Johnson & Johnson, the pharmaceutical and consumer goods giant, announced encouraging results this week from clinical trials of two of its key drug treatments.
The news led to a slight boost in Johnson & Johnson’s share price on Friday, as investors reacted positively to the company’s pipeline updates.
In the first announcement, Johnson & Johnson reported positive findings from a Phase 2a trial of JNJ-1802, its oral drug candidate for the mosquito-borne dengue virus.
The 26-day “human challenge” study involved intentionally exposing healthy participants to a weakened dengue strain before treating them with JNJ-1802 or a placebo. Those who received the drug showed clear “dose-dependent antiviral effects” compared to the placebo group, the company stated.
JNJ-1802 was also found to be safe and well-tolerated throughout the trial period. The drug was administered daily, beginning shortly before patients were infected with dengue.
The results indicate JNJ-1802’s potential to treat acute dengue infection, which causes flu-like illness in millions globally each year. Severe dengue can lead to hemorrhagic fever, organ failure, and death, especially in children.
There are currently no specific treatments approved for the dengue virus.
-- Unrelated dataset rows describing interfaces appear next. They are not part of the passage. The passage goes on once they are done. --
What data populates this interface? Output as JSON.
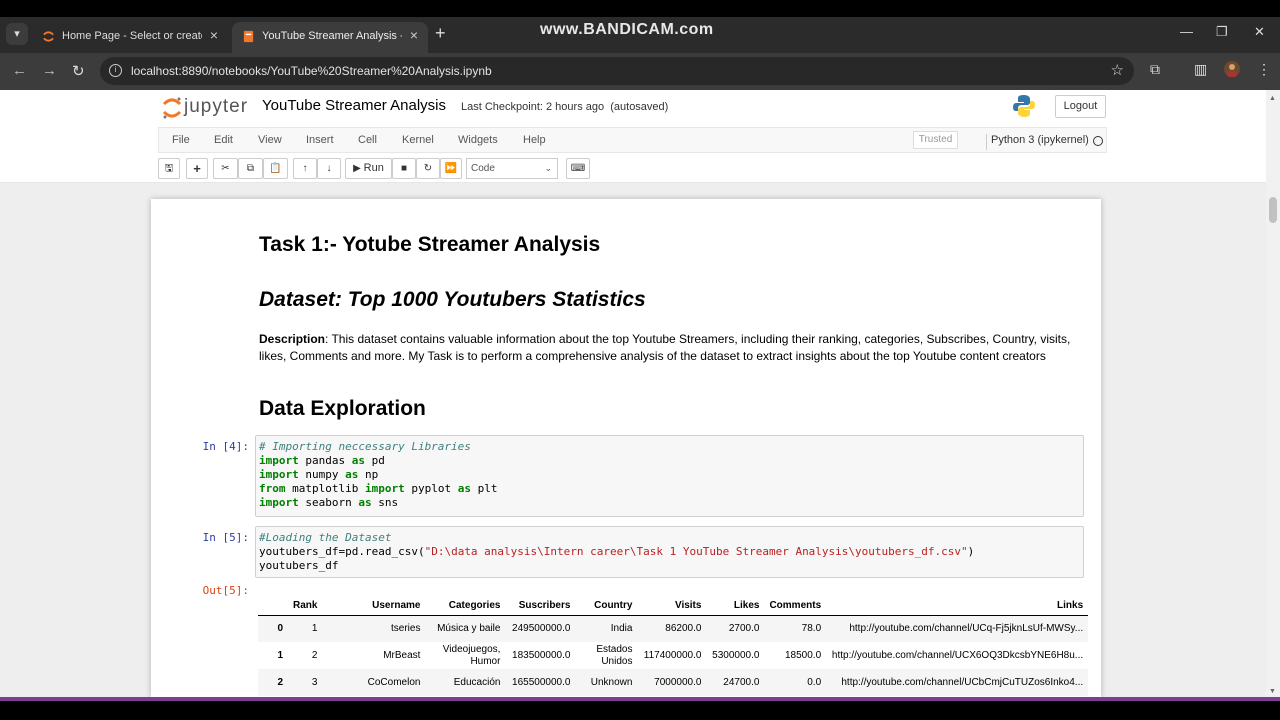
{
  "browser": {
    "tabs": [
      {
        "title": "Home Page - Select or create a notebook",
        "active": false
      },
      {
        "title": "YouTube Streamer Analysis - Jupyter Notebook",
        "active": true
      }
    ],
    "watermark": "www.BANDICAM.com",
    "url": "localhost:8890/notebooks/YouTube%20Streamer%20Analysis.ipynb"
  },
  "jupyter": {
    "logo_text": "jupyter",
    "notebook_name": "YouTube Streamer Analysis",
    "checkpoint_label": "Last Checkpoint:",
    "checkpoint_time": "2 hours ago",
    "autosave": "(autosaved)",
    "logout": "Logout",
    "menus": [
      "File",
      "Edit",
      "View",
      "Insert",
      "Cell",
      "Kernel",
      "Widgets",
      "Help"
    ],
    "trusted": "Trusted",
    "kernel": "Python 3 (ipykernel)",
    "run_label": "Run",
    "cell_type": "Code"
  },
  "notebook": {
    "title": "Task 1:- Yotube Streamer Analysis",
    "dataset": "Dataset: Top 1000 Youtubers Statistics",
    "desc_label": "Description",
    "desc_text": ": This dataset contains valuable information about the top Youtube Streamers, including their ranking, categories, Subscribes, Country, visits, likes, Comments and more. My Task is to perform a comprehensive analysis of the dataset to extract insights about the top Youtube content creators",
    "section": "Data Exploration",
    "prompt4": "In [4]:",
    "prompt5": "In [5]:",
    "out5": "Out[5]:",
    "cell4": {
      "comment": "# Importing neccessary Libraries",
      "lines": [
        {
          "kw1": "import",
          "mod": " pandas ",
          "kw2": "as",
          "alias": " pd"
        },
        {
          "kw1": "import",
          "mod": " numpy ",
          "kw2": "as",
          "alias": " np"
        },
        {
          "kw1": "from",
          "mod": " matplotlib ",
          "kw2": "import",
          "alias": " pyplot ",
          "kw3": "as",
          "alias2": " plt"
        },
        {
          "kw1": "import",
          "mod": " seaborn ",
          "kw2": "as",
          "alias": " sns"
        }
      ]
    },
    "cell5": {
      "comment": "#Loading the Dataset",
      "line1_pre": "youtubers_df=pd.read_csv(",
      "line1_str": "\"D:\\data analysis\\Intern career\\Task 1 YouTube Streamer Analysis\\youtubers_df.csv\"",
      "line1_post": ")",
      "line2": "youtubers_df"
    },
    "table": {
      "columns": [
        "",
        "Rank",
        "Username",
        "Categories",
        "Suscribers",
        "Country",
        "Visits",
        "Likes",
        "Comments",
        "Links"
      ],
      "rows": [
        [
          "0",
          "1",
          "tseries",
          "Música y baile",
          "249500000.0",
          "India",
          "86200.0",
          "2700.0",
          "78.0",
          "http://youtube.com/channel/UCq-Fj5jknLsUf-MWSy..."
        ],
        [
          "1",
          "2",
          "MrBeast",
          "Videojuegos, Humor",
          "183500000.0",
          "Estados Unidos",
          "117400000.0",
          "5300000.0",
          "18500.0",
          "http://youtube.com/channel/UCX6OQ3DkcsbYNE6H8u..."
        ],
        [
          "2",
          "3",
          "CoComelon",
          "Educación",
          "165500000.0",
          "Unknown",
          "7000000.0",
          "24700.0",
          "0.0",
          "http://youtube.com/channel/UCbCmjCuTUZos6Inko4..."
        ]
      ]
    }
  }
}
An effective oral therapy like JNJ-1802 could be a useful option for controlling outbreaks.
Psoriasis Drug Approved for All Skin Tones
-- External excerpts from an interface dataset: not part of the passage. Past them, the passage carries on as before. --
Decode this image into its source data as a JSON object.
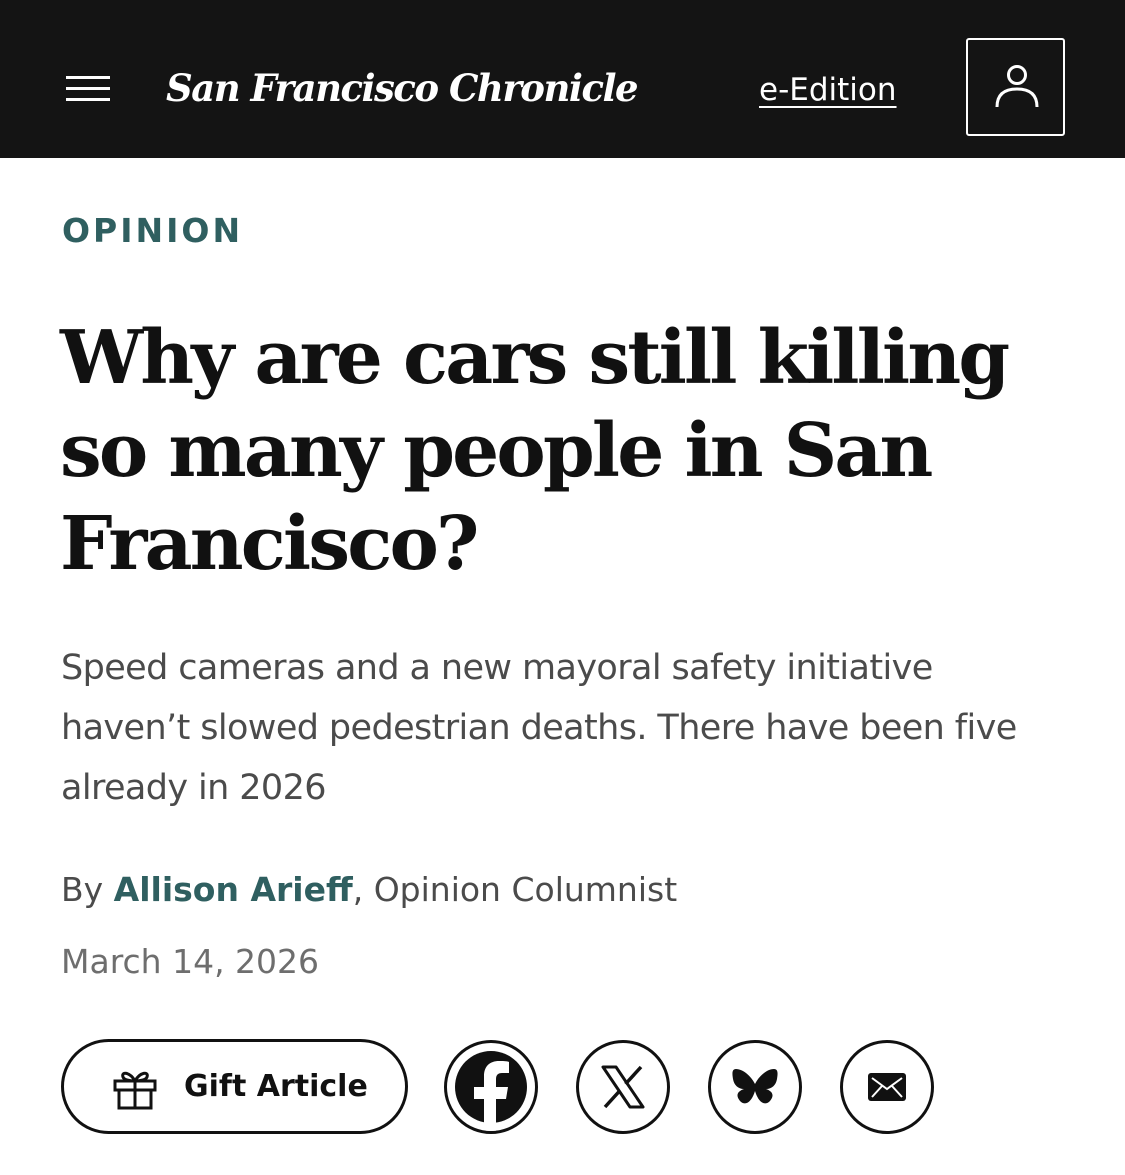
{
  "header": {
    "masthead": "San Francisco Chronicle",
    "e_edition_label": "e-Edition",
    "menu_icon": "hamburger-menu-icon",
    "account_icon": "user-account-icon",
    "background_color": "#141414"
  },
  "article": {
    "section_label": "OPINION",
    "headline": "Why are cars still killing so many people in San Francisco?",
    "dek": "Speed cameras and a new mayoral safety initiative haven’t slowed pedestrian deaths. There have been five already in 2026",
    "byline": {
      "prefix": "By",
      "author": "Allison Arieff",
      "separator": ",",
      "role": "Opinion Columnist"
    },
    "date": "March 14, 2026",
    "accent_color": "#2f5f60"
  },
  "share": {
    "gift_label": "Gift Article",
    "gift_icon": "gift-icon",
    "buttons": [
      {
        "name": "facebook",
        "icon": "facebook-icon"
      },
      {
        "name": "x",
        "icon": "x-icon"
      },
      {
        "name": "bluesky",
        "icon": "bluesky-butterfly-icon"
      },
      {
        "name": "email",
        "icon": "email-envelope-icon"
      }
    ]
  }
}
Separately, Johnson & Johnson announced that its psoriasis treatment Tremfya has been approved for use across all skin tones, following a robust clinical trial in people of color.
Previous studies of psoriasis drugs have focused almost exclusively on white populations. But new research showed Tremfya cleared psoriasis in 57% of African-American patients after four months of treatment.
The landmark findings make Tremfya the first psoriasis therapy expressly approved for patients of all races. It can now be reliably offered to psoriasis sufferers regardless of skin color.
The expanded approval highlights Johnson & Johnson’s commitment to advancing dermatology treatments for diverse populations. The company called it an important milestone toward health equity in medical research.